Escape from Seattle: North of Victoria to the Cowichan Valley
Recall that in my previous “Escape” report about Victoria, I mentioned how a bottle of balsamic vinegar tempted me to return to Vancouver Island for some culinary adventures. Sadly, I was fighting a cold during this trip to the island, so I continued my journey, I had to consolidate my efforts. This meant skipping a day trip to explore the Saanich Peninsula (where you can visit a winery, cidery, distillery, and farms in an easy afternoon) to conserve my energy, enabling me to make an overnight trip to the Cowichan Valley.
The historical waterfront community of Cowichan Bay was named the first Cittaslow community in North America. No Walmarts here, thank you. Just an emphasis on local growers and artisans.
Heading north from Victoria, my first stop was Merridale Estate Cidery, which features the largest rack and cloth press in Canada. I took a little tour of the grounds, then returned to the tasting room where I was eager to sip some cider. With more time, I’m told Merridale is a perfect place for lunch—perhaps in a picnic-like setting outside.
After a brief stop at Damali Lavender Farm and B&B, where I perused a cookbook of recipes featuring lavender, my drive took me to the water, meaning arrival at Cowichan Bay.
There’s easy strolling along Cowichan Bay Road, and my itinerary included stops at True Grain Bread & Mill (an old-world bakehouse producing organic breads) and Hilary’s Cheese and Deli (carrying a variety of local and not-so-local cheeses) for the makings of a light lunch.
But my favorite food find was Udder Guy’s Ice Cream, which was named “Best Ice Cream on the West Coast” by the Lonely Planet Guide for Canada. The place was packed, and I was pleased to know that as the children (and children-at-heart, like me) ate their handcrafted ice cream, they were enjoying fresh, often local ingredients. Dare I say this ice cream was udderly delicious?
As the afternoon came to a close, I had time for one last stop. While there are many wineries in the region, I needed to visit Venturi Schulze Vineyards, producers of the balsamic vinegar I so covet. All of the wines are grown, produced, and bottled on the premises without use of any pesticides or herbicides. While the tasting room is modest, the product speaks volumes. I loved the wines, but found myself really licking the balsamic—pure and delicious.

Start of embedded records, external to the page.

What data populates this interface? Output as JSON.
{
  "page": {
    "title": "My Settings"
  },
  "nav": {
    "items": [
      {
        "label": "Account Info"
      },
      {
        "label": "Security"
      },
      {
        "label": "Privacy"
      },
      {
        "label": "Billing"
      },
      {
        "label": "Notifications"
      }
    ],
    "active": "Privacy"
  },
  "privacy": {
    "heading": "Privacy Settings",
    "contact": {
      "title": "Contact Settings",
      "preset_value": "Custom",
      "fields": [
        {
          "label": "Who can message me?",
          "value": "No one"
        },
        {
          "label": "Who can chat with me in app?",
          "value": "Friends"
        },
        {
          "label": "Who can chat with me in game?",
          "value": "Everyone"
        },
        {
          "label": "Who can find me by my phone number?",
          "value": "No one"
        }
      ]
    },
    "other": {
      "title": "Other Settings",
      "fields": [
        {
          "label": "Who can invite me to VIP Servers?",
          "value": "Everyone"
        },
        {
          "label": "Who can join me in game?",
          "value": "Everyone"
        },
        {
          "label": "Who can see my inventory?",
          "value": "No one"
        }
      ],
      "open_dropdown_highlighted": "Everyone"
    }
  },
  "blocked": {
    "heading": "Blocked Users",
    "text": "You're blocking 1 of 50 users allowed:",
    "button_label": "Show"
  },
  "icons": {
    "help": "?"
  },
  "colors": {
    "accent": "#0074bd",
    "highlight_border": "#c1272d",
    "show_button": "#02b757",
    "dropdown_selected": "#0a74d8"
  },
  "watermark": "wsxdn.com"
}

Most surprising to me was the verjus—pure, unfermented grape juice that is pressed from unripe or semi-ripe fruit. From the Venturi Schulze website, verjus has been “used since the Middle Ages as an alternative to lemon or lime [and] is enjoying renewed popularity as a versatile, vibrant condiment.” While it can be used in salad dressings, sauces, and more, I enjoyed a sampling of terrific sorbet made with this magical liquid.
It’s possible to stop and snack endlessly in this area, but I was saving room for a much-anticipated dinner at Amuse Bistro. Fitting for the area, Chef Bradford Boisvert is part of the slow food movement, with his cooking-from-scratch philosophy reflected in the quality of the food. My partner and I were dressed for dinner in the elegant dining room, but when we were offered seeking in the upgrade gazebo (pictured above) behind the main building, we jumped on the opportunity.
It’s a delightful space, and one we shared at first with a fabulous foursome from the area who shared notes on their favorite dishes. After they left, we had the place to ourselves. A very romantic setting, albeit a bit dark for photos, so apologies to the chef for not doing justice to his food.
Pan-seared Little Qualicum scallops with corn & chanterelle ragout, zucchini clafouti, and cilantro-mint coulis (wonderful flavors, though offering a realization that my partner and I both like simpler preparations of scallops that unobstructedly showcase their sweetness)
Peppercorn-encrusted, pan-seared island bison tenderloin with gratin dauphinois, swiss chard, patty pan squash, and brandy cream sauce (loved this—and loved the return to simple pan-searing as compared to sous vide preparation)
My overnight stay was at Dragonfly Dock Bed & Breakfast, located right on the shores of Shawnigan Lake. Della and Kevin Lawrence were welcoming hosts, providing just the right balance of privacy and engagement. The bedrooms are comfortable, and there’s a “mi casa es tu casa” feeling. Behind the home is easy access to a walking trail, while in front is a hot tub offering serenity under the stars. And across the street is the dock, a perfect place for water activities on the heavily utilized lake.
You won’t go hungry at Dragonfly, as breakfast is bountiful and delicious. During my stay, I enjoyed baked brie, fresh fruit, scones, and crepes. While the common table might be uncomfortable at some B&Bs, I got the feeling that the conversation is always stimulating at Dragonfly. It was tempting to linger over coffee, but it was time to continue my journey to Sooke, site of the next and final report of my three-part Escape to Vancouver Island.